● **WHAT THE TASK REQUIRES**: Repeat every line of the data exactly; the pictures stay out.

● **TASK MATERIAL**:
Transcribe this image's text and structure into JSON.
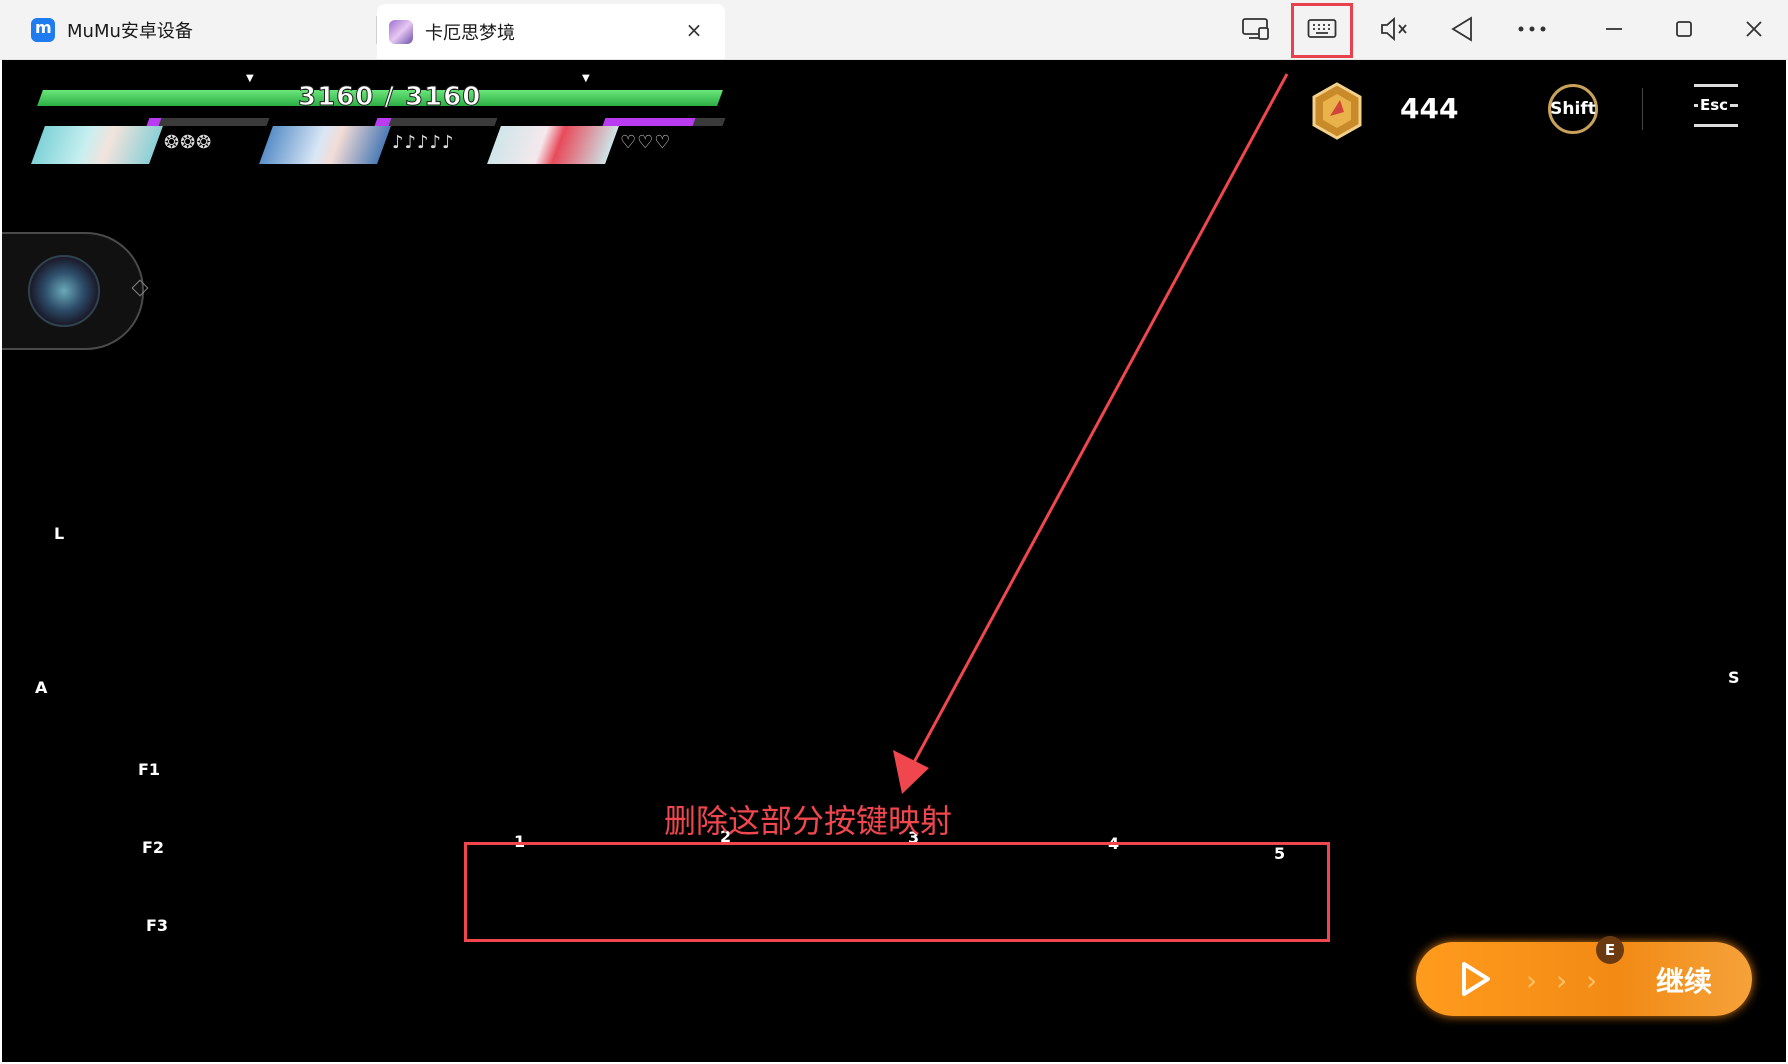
{
  "window": {
    "tabs": [
      {
        "label": "MuMu安卓设备"
      },
      {
        "label": "卡厄思梦境",
        "close": "×"
      }
    ],
    "toolbar_icons": [
      "screen-mirror-icon",
      "keyboard-icon",
      "mute-icon",
      "back-icon",
      "more-icon",
      "minimize-icon",
      "maximize-icon",
      "close-icon"
    ]
  },
  "hud": {
    "hp_text": "3160 / 3160",
    "hp_fraction": 1.0,
    "characters": [
      {
        "pips": "❂❂❂",
        "skill_fraction": 0.1
      },
      {
        "pips": "♪♪♪♪♪",
        "skill_fraction": 0.12
      },
      {
        "pips": "♡♡♡",
        "skill_fraction": 0.75
      }
    ],
    "currency": "444",
    "shift_label": "Shift",
    "esc_label": "Esc"
  },
  "key_labels": {
    "L": "L",
    "A": "A",
    "S": "S",
    "F1": "F1",
    "F2": "F2",
    "F3": "F3",
    "k1": "1",
    "k2": "2",
    "k3": "3",
    "k4": "4",
    "k5": "5"
  },
  "annotation": {
    "text": "删除这部分按键映射",
    "color": "#f0474f"
  },
  "continue_button": {
    "label": "继续",
    "key": "E"
  },
  "colors": {
    "accent_red": "#e8414e",
    "hp_green": "#2cae45",
    "continue_orange": "#f28a14"
  }
}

● **TASK SOLUTION**:
Transcribe this image's text and structure into JSON.
{
  "window": {
    "tabs": [
      {
        "label": "MuMu安卓设备"
      },
      {
        "label": "卡厄思梦境",
        "close": "×"
      }
    ],
    "toolbar_icons": [
      "screen-mirror-icon",
      "keyboard-icon",
      "mute-icon",
      "back-icon",
      "more-icon",
      "minimize-icon",
      "maximize-icon",
      "close-icon"
    ]
  },
  "hud": {
    "hp_text": "3160 / 3160",
    "hp_fraction": 1.0,
    "characters": [
      {
        "pips": "❂❂❂",
        "skill_fraction": 0.1
      },
      {
        "pips": "♪♪♪♪♪",
        "skill_fraction": 0.12
      },
      {
        "pips": "♡♡♡",
        "skill_fraction": 0.75
      }
    ],
    "currency": "444",
    "shift_label": "Shift",
    "esc_label": "Esc"
  },
  "key_labels": {
    "L": "L",
    "A": "A",
    "S": "S",
    "F1": "F1",
    "F2": "F2",
    "F3": "F3",
    "k1": "1",
    "k2": "2",
    "k3": "3",
    "k4": "4",
    "k5": "5"
  },
  "annotation": {
    "text": "删除这部分按键映射",
    "color": "#f0474f"
  },
  "continue_button": {
    "label": "继续",
    "key": "E"
  },
  "colors": {
    "accent_red": "#e8414e",
    "hp_green": "#2cae45",
    "continue_orange": "#f28a14"
  }
}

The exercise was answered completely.